This is comical and sad at the same time. Did you hear this? The state of Connecticut wants to make it illegal to be a bad boss. That's right. If you are a boss that bullies, you would be breaking the law.
This is comical for obvious reasons. It is sad because lawmakers even need to consider this. This type of behavior is very prevalent. I can attest to it (you can read more about my experience in my book, Bleedership, Biblical First-Aid for Leaders).
This is an excerpt from Hartford Business:
The Senate Democrats have reintroduced an “anti-bullying” bill this legislative session – SB 60 – that would make it illegal for bosses to bully their workers.
On the face of the proposal, it makes sense that bosses should not be allowed to abuse their workers, create a hostile and unpleasant work environment or one that causes physical or psychological harm to an employee.
There are bosses who scream and embarrass.

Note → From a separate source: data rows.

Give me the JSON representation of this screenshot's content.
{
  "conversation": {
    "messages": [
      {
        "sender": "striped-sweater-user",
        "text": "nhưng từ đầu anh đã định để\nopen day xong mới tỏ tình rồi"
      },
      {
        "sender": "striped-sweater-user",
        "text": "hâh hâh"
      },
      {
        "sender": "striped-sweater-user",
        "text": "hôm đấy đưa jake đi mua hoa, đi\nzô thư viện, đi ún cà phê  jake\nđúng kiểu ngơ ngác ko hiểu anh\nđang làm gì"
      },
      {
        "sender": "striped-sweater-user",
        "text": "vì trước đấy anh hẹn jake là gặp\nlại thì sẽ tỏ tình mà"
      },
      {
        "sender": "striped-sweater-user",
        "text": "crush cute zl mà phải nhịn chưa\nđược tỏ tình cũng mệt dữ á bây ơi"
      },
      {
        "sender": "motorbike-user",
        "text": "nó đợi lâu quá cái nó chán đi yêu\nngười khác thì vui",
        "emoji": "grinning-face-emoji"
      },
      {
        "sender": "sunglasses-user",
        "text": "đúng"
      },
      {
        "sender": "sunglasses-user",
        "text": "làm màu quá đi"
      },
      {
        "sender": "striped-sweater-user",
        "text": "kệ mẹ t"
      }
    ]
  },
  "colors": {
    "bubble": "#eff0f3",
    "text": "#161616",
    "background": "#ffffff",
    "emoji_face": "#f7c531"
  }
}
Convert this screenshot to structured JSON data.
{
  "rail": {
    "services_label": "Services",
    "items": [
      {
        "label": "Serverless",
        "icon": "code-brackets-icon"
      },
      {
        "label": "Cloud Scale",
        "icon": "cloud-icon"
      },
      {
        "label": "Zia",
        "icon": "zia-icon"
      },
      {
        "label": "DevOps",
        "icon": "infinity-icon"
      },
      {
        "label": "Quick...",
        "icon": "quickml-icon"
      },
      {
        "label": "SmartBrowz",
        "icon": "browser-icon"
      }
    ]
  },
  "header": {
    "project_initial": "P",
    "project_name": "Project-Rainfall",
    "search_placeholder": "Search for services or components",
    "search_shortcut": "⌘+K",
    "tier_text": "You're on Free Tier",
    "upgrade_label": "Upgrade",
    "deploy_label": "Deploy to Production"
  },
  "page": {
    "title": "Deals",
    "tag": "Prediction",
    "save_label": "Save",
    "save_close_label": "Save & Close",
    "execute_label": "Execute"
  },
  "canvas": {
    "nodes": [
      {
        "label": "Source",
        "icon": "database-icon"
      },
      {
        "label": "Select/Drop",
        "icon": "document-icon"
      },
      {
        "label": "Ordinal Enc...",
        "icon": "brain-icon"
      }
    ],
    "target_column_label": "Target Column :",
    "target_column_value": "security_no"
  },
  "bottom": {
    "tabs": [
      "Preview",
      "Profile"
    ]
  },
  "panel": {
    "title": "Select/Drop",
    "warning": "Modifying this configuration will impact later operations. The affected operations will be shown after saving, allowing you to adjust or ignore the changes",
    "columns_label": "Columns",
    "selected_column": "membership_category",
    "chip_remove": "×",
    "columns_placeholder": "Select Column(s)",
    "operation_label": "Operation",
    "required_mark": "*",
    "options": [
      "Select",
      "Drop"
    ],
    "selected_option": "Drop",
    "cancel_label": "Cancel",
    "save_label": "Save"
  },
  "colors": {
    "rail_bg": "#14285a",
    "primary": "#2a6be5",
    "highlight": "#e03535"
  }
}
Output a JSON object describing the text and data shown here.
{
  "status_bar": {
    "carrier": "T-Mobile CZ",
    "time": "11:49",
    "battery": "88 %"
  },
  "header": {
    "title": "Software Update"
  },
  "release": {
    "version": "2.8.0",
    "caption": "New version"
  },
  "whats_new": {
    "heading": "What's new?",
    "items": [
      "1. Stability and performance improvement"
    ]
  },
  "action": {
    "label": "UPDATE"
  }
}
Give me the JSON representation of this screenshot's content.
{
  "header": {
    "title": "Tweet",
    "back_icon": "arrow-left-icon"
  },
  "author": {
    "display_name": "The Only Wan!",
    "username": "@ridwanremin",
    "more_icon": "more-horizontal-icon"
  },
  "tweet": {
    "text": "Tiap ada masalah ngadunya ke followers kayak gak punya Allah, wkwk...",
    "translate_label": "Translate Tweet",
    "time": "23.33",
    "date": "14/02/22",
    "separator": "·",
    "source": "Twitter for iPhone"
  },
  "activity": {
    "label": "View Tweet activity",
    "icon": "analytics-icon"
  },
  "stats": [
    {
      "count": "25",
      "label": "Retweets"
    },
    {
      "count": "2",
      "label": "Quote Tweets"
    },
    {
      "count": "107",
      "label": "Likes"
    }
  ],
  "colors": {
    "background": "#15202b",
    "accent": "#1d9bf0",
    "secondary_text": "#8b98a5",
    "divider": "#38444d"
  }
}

There are bosses who e-mail subordinates at 2 a.m., sending angry communications with the letters all in caps and bolded in a scarlet red typeface.
There are bitter bosses who are angry at the world, unhappy with their own lives, and wrongfully take it out on their staff.
They denigrate their subordinates and inform them of all their faults – real or imagined – in front of an office filled with colleagues.
Bullies can ruin a day on the playground. They can ruin a day at work. That never changes. And of course, it shouldn’t be allowed.
Good places to work do not tolerate such behavior by staff or managers. It lowers morale, increases turnover and, consequently, hurts the bottom line.
However, to make bullying illegal in the workplace requires a definition that is not subject to perception.
Before laughing too hard at this, maybe we need to remove the plank from our own eyes (Matthew 7:3-5) and be the leaders God made us to be.